*WORK ORDER:*
Set down the material exactly. Keep every line.

*RAW DATA:*
◇ ◇ ◇ ◇ ◇

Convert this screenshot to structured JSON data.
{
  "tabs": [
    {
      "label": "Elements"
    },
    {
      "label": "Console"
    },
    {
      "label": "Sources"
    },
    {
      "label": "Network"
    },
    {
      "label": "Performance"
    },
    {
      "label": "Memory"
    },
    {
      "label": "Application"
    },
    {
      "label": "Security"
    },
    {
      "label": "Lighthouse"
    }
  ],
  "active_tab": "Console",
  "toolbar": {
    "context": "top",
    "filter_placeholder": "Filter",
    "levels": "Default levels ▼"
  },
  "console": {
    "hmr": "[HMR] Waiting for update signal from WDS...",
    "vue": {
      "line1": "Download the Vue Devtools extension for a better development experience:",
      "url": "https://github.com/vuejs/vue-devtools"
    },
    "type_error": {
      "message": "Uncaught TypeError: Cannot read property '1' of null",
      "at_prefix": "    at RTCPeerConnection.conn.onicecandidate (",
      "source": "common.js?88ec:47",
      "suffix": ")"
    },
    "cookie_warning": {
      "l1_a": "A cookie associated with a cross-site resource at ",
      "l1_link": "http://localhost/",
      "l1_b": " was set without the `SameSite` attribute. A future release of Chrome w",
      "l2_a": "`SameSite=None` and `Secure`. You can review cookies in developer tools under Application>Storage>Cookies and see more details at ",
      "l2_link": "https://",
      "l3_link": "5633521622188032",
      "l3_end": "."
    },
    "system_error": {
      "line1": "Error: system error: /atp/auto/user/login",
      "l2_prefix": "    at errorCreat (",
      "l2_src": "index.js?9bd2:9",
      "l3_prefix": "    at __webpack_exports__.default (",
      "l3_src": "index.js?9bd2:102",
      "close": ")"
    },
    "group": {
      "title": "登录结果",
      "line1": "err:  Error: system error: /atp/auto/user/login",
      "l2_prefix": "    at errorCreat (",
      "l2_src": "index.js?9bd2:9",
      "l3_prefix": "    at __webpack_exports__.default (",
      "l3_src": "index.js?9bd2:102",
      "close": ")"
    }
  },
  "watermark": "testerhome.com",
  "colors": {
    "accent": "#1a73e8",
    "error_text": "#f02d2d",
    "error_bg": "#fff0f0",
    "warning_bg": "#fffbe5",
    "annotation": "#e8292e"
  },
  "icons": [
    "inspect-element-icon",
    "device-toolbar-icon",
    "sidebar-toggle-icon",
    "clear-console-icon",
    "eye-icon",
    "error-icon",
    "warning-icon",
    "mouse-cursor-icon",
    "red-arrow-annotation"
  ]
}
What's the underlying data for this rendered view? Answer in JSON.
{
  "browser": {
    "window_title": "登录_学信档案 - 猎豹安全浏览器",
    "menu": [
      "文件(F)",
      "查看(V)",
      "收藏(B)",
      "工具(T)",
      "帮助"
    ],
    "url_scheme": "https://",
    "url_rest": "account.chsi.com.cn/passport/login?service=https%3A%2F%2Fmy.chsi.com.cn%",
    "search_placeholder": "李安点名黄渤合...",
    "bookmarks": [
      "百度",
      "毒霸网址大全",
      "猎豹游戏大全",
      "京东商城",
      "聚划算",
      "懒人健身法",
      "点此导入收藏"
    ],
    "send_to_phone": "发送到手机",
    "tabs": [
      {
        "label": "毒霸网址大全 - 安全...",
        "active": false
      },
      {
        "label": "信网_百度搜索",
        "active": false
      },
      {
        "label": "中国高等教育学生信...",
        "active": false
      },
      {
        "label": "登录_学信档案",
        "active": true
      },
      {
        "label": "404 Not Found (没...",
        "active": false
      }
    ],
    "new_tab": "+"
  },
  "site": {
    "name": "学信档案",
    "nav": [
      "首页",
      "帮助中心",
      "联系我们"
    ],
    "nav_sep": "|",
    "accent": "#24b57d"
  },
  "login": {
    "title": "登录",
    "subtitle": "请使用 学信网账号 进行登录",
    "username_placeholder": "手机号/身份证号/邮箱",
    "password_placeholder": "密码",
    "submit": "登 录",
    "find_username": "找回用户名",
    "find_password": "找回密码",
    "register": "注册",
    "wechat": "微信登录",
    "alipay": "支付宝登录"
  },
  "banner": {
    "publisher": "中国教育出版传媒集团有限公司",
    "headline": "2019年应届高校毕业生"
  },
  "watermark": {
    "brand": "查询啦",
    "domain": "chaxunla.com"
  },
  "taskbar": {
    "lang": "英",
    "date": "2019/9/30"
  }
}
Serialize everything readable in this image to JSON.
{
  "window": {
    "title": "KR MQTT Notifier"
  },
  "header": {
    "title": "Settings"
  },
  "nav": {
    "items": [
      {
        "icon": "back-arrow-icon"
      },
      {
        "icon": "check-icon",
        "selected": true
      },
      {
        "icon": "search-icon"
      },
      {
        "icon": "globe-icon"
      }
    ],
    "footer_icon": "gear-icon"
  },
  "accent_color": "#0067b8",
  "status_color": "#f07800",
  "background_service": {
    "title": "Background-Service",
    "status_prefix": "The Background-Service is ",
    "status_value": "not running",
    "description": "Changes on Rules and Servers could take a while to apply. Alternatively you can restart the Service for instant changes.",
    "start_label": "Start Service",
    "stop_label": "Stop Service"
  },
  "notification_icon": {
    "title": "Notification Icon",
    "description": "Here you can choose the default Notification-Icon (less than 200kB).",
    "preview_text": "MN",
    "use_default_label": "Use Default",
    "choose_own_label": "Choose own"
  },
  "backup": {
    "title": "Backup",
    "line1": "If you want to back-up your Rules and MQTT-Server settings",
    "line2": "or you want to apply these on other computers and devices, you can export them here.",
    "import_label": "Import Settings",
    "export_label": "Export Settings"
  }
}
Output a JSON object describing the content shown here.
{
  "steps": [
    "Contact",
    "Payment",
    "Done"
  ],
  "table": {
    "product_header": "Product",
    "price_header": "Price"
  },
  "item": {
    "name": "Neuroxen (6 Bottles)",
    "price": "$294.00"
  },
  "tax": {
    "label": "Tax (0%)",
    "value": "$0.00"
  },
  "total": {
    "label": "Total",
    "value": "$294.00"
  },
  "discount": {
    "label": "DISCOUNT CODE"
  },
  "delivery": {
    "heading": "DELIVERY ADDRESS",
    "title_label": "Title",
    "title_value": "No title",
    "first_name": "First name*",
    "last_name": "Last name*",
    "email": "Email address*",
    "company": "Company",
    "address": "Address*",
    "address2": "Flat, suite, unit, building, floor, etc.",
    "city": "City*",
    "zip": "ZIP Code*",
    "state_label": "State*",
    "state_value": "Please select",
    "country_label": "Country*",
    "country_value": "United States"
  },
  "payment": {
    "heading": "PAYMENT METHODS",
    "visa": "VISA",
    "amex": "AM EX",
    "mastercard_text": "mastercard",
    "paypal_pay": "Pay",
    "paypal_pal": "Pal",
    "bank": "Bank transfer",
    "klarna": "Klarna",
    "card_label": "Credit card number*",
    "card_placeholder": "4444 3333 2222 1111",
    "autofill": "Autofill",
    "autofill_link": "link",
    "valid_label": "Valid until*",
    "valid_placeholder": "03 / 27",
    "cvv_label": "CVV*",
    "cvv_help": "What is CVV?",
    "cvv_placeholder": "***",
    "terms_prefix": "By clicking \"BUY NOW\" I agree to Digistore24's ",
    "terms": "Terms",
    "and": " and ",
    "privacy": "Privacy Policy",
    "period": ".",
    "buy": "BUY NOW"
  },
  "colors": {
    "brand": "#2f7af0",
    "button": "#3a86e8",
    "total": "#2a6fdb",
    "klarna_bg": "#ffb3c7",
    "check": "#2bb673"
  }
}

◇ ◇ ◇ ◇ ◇

*RESPONSE BELOW:*
Convert this screenshot to structured JSON data.
{
  "tabs": [
    {
      "label": "Elements"
    },
    {
      "label": "Console"
    },
    {
      "label": "Sources"
    },
    {
      "label": "Network"
    },
    {
      "label": "Performance"
    },
    {
      "label": "Memory"
    },
    {
      "label": "Application"
    },
    {
      "label": "Security"
    },
    {
      "label": "Lighthouse"
    }
  ],
  "active_tab": "Console",
  "toolbar": {
    "context": "top",
    "filter_placeholder": "Filter",
    "levels": "Default levels ▼"
  },
  "console": {
    "hmr": "[HMR] Waiting for update signal from WDS...",
    "vue": {
      "line1": "Download the Vue Devtools extension for a better development experience:",
      "url": "https://github.com/vuejs/vue-devtools"
    },
    "type_error": {
      "message": "Uncaught TypeError: Cannot read property '1' of null",
      "at_prefix": "    at RTCPeerConnection.conn.onicecandidate (",
      "source": "common.js?88ec:47",
      "suffix": ")"
    },
    "cookie_warning": {
      "l1_a": "A cookie associated with a cross-site resource at ",
      "l1_link": "http://localhost/",
      "l1_b": " was set without the `SameSite` attribute. A future release of Chrome w",
      "l2_a": "`SameSite=None` and `Secure`. You can review cookies in developer tools under Application>Storage>Cookies and see more details at ",
      "l2_link": "https://",
      "l3_link": "5633521622188032",
      "l3_end": "."
    },
    "system_error": {
      "line1": "Error: system error: /atp/auto/user/login",
      "l2_prefix": "    at errorCreat (",
      "l2_src": "index.js?9bd2:9",
      "l3_prefix": "    at __webpack_exports__.default (",
      "l3_src": "index.js?9bd2:102",
      "close": ")"
    },
    "group": {
      "title": "登录结果",
      "line1": "err:  Error: system error: /atp/auto/user/login",
      "l2_prefix": "    at errorCreat (",
      "l2_src": "index.js?9bd2:9",
      "l3_prefix": "    at __webpack_exports__.default (",
      "l3_src": "index.js?9bd2:102",
      "close": ")"
    }
  },
  "watermark": "testerhome.com",
  "colors": {
    "accent": "#1a73e8",
    "error_text": "#f02d2d",
    "error_bg": "#fff0f0",
    "warning_bg": "#fffbe5",
    "annotation": "#e8292e"
  },
  "icons": [
    "inspect-element-icon",
    "device-toolbar-icon",
    "sidebar-toggle-icon",
    "clear-console-icon",
    "eye-icon",
    "error-icon",
    "warning-icon",
    "mouse-cursor-icon",
    "red-arrow-annotation"
  ]
}
What's the underlying data for this rendered view? Answer in JSON.
{
  "browser": {
    "window_title": "登录_学信档案 - 猎豹安全浏览器",
    "menu": [
      "文件(F)",
      "查看(V)",
      "收藏(B)",
      "工具(T)",
      "帮助"
    ],
    "url_scheme": "https://",
    "url_rest": "account.chsi.com.cn/passport/login?service=https%3A%2F%2Fmy.chsi.com.cn%",
    "search_placeholder": "李安点名黄渤合...",
    "bookmarks": [
      "百度",
      "毒霸网址大全",
      "猎豹游戏大全",
      "京东商城",
      "聚划算",
      "懒人健身法",
      "点此导入收藏"
    ],
    "send_to_phone": "发送到手机",
    "tabs": [
      {
        "label": "毒霸网址大全 - 安全...",
        "active": false
      },
      {
        "label": "信网_百度搜索",
        "active": false
      },
      {
        "label": "中国高等教育学生信...",
        "active": false
      },
      {
        "label": "登录_学信档案",
        "active": true
      },
      {
        "label": "404 Not Found (没...",
        "active": false
      }
    ],
    "new_tab": "+"
  },
  "site": {
    "name": "学信档案",
    "nav": [
      "首页",
      "帮助中心",
      "联系我们"
    ],
    "nav_sep": "|",
    "accent": "#24b57d"
  },
  "login": {
    "title": "登录",
    "subtitle": "请使用 学信网账号 进行登录",
    "username_placeholder": "手机号/身份证号/邮箱",
    "password_placeholder": "密码",
    "submit": "登 录",
    "find_username": "找回用户名",
    "find_password": "找回密码",
    "register": "注册",
    "wechat": "微信登录",
    "alipay": "支付宝登录"
  },
  "banner": {
    "publisher": "中国教育出版传媒集团有限公司",
    "headline": "2019年应届高校毕业生"
  },
  "watermark": {
    "brand": "查询啦",
    "domain": "chaxunla.com"
  },
  "taskbar": {
    "lang": "英",
    "date": "2019/9/30"
  }
}
Serialize everything readable in this image to JSON.
{
  "window": {
    "title": "KR MQTT Notifier"
  },
  "header": {
    "title": "Settings"
  },
  "nav": {
    "items": [
      {
        "icon": "back-arrow-icon"
      },
      {
        "icon": "check-icon",
        "selected": true
      },
      {
        "icon": "search-icon"
      },
      {
        "icon": "globe-icon"
      }
    ],
    "footer_icon": "gear-icon"
  },
  "accent_color": "#0067b8",
  "status_color": "#f07800",
  "background_service": {
    "title": "Background-Service",
    "status_prefix": "The Background-Service is ",
    "status_value": "not running",
    "description": "Changes on Rules and Servers could take a while to apply. Alternatively you can restart the Service for instant changes.",
    "start_label": "Start Service",
    "stop_label": "Stop Service"
  },
  "notification_icon": {
    "title": "Notification Icon",
    "description": "Here you can choose the default Notification-Icon (less than 200kB).",
    "preview_text": "MN",
    "use_default_label": "Use Default",
    "choose_own_label": "Choose own"
  },
  "backup": {
    "title": "Backup",
    "line1": "If you want to back-up your Rules and MQTT-Server settings",
    "line2": "or you want to apply these on other computers and devices, you can export them here.",
    "import_label": "Import Settings",
    "export_label": "Export Settings"
  }
}
Output a JSON object describing the content shown here.
{
  "steps": [
    "Contact",
    "Payment",
    "Done"
  ],
  "table": {
    "product_header": "Product",
    "price_header": "Price"
  },
  "item": {
    "name": "Neuroxen (6 Bottles)",
    "price": "$294.00"
  },
  "tax": {
    "label": "Tax (0%)",
    "value": "$0.00"
  },
  "total": {
    "label": "Total",
    "value": "$294.00"
  },
  "discount": {
    "label": "DISCOUNT CODE"
  },
  "delivery": {
    "heading": "DELIVERY ADDRESS",
    "title_label": "Title",
    "title_value": "No title",
    "first_name": "First name*",
    "last_name": "Last name*",
    "email": "Email address*",
    "company": "Company",
    "address": "Address*",
    "address2": "Flat, suite, unit, building, floor, etc.",
    "city": "City*",
    "zip": "ZIP Code*",
    "state_label": "State*",
    "state_value": "Please select",
    "country_label": "Country*",
    "country_value": "United States"
  },
  "payment": {
    "heading": "PAYMENT METHODS",
    "visa": "VISA",
    "amex": "AM EX",
    "mastercard_text": "mastercard",
    "paypal_pay": "Pay",
    "paypal_pal": "Pal",
    "bank": "Bank transfer",
    "klarna": "Klarna",
    "card_label": "Credit card number*",
    "card_placeholder": "4444 3333 2222 1111",
    "autofill": "Autofill",
    "autofill_link": "link",
    "valid_label": "Valid until*",
    "valid_placeholder": "03 / 27",
    "cvv_label": "CVV*",
    "cvv_help": "What is CVV?",
    "cvv_placeholder": "***",
    "terms_prefix": "By clicking \"BUY NOW\" I agree to Digistore24's ",
    "terms": "Terms",
    "and": " and ",
    "privacy": "Privacy Policy",
    "period": ".",
    "buy": "BUY NOW"
  },
  "colors": {
    "brand": "#2f7af0",
    "button": "#3a86e8",
    "total": "#2a6fdb",
    "klarna_bg": "#ffb3c7",
    "check": "#2bb673"
  }
}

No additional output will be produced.